■ Exercise instructions ■
Find every line of the data below that has "Layout" in it. Reply with the number only.

[Entries from a dataset of interfaces]

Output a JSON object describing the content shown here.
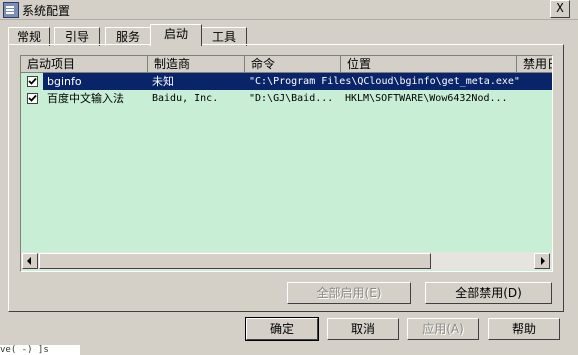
{
  "window": {
    "title": "系统配置",
    "close_label": "X"
  },
  "tabs": [
    {
      "label": "常规"
    },
    {
      "label": "引导"
    },
    {
      "label": "服务"
    },
    {
      "label": "启动",
      "active": true
    },
    {
      "label": "工具"
    }
  ],
  "list": {
    "columns": [
      "启动项目",
      "制造商",
      "命令",
      "位置",
      "禁用日"
    ],
    "rows": [
      {
        "checked": true,
        "selected": true,
        "item": "bginfo",
        "maker": "未知",
        "command": "\"C:\\Program Files\\QCloud\\bginfo\\get_meta.exe\"",
        "location": "",
        "disabled": ""
      },
      {
        "checked": true,
        "selected": false,
        "item": "百度中文输入法",
        "maker": "Baidu, Inc.",
        "command": "\"D:\\GJ\\Baid...",
        "location": "HKLM\\SOFTWARE\\Wow6432Nod...",
        "disabled": ""
      }
    ]
  },
  "buttons": {
    "enable_all": "全部启用(E)",
    "disable_all": "全部禁用(D)",
    "ok": "确定",
    "cancel": "取消",
    "apply": "应用(A)",
    "help": "帮助"
  },
  "taskbar_fragment": "ve( -) ]s",
  "colors": {
    "list_bg": "#c8eed6",
    "selection": "#0a246a",
    "face": "#d4d0c8"
  }
}
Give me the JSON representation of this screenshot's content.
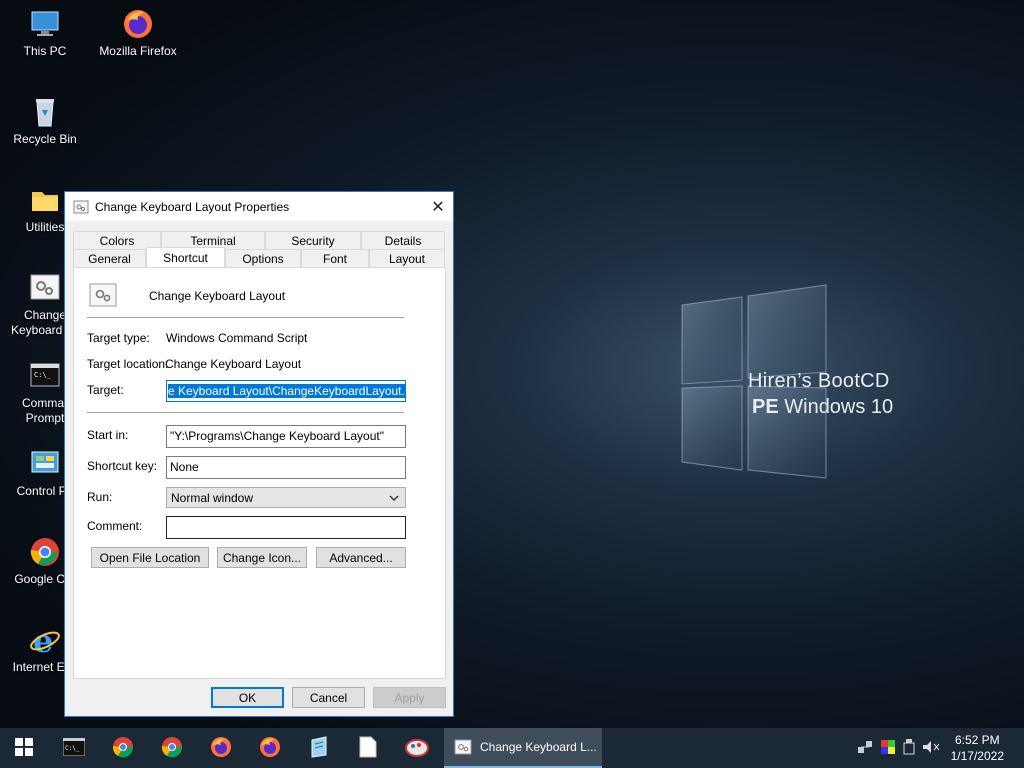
{
  "wallpaper": {
    "line1": "Hiren’s BootCD",
    "line2_bold": "PE",
    "line2_rest": " Windows 10"
  },
  "desktop_icons": [
    {
      "label": "This PC"
    },
    {
      "label": "Mozilla Firefox"
    },
    {
      "label": "Recycle Bin"
    },
    {
      "label": "Utilities"
    },
    {
      "label": "Change Keyboard La",
      "label_line1": "Change",
      "label_line2": "Keyboard La"
    },
    {
      "label_line1": "Commar",
      "label_line2": "Prompt"
    },
    {
      "label": "Control Pa"
    },
    {
      "label": "Google Chr"
    },
    {
      "label": "Internet Exp"
    }
  ],
  "dialog": {
    "title": "Change Keyboard Layout Properties",
    "tabs_row1": [
      "Colors",
      "Terminal",
      "Security",
      "Details"
    ],
    "tabs_row2": [
      "General",
      "Shortcut",
      "Options",
      "Font",
      "Layout"
    ],
    "active_tab": "Shortcut",
    "shortcut_name": "Change Keyboard Layout",
    "target_type_label": "Target type:",
    "target_type_value": "Windows Command Script",
    "target_location_label": "Target location:",
    "target_location_value": "Change Keyboard Layout",
    "target_label": "Target:",
    "target_value": "e Keyboard Layout\\ChangeKeyboardLayout.cmd\"",
    "start_in_label": "Start in:",
    "start_in_value": "\"Y:\\Programs\\Change Keyboard Layout\"",
    "shortcut_key_label": "Shortcut key:",
    "shortcut_key_value": "None",
    "run_label": "Run:",
    "run_value": "Normal window",
    "comment_label": "Comment:",
    "comment_value": "",
    "btn_open_location": "Open File Location",
    "btn_change_icon": "Change Icon...",
    "btn_advanced": "Advanced...",
    "btn_ok": "OK",
    "btn_cancel": "Cancel",
    "btn_apply": "Apply"
  },
  "taskbar": {
    "active_window": "Change Keyboard L...",
    "time": "6:52 PM",
    "date": "1/17/2022"
  }
}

■ The answer ■
6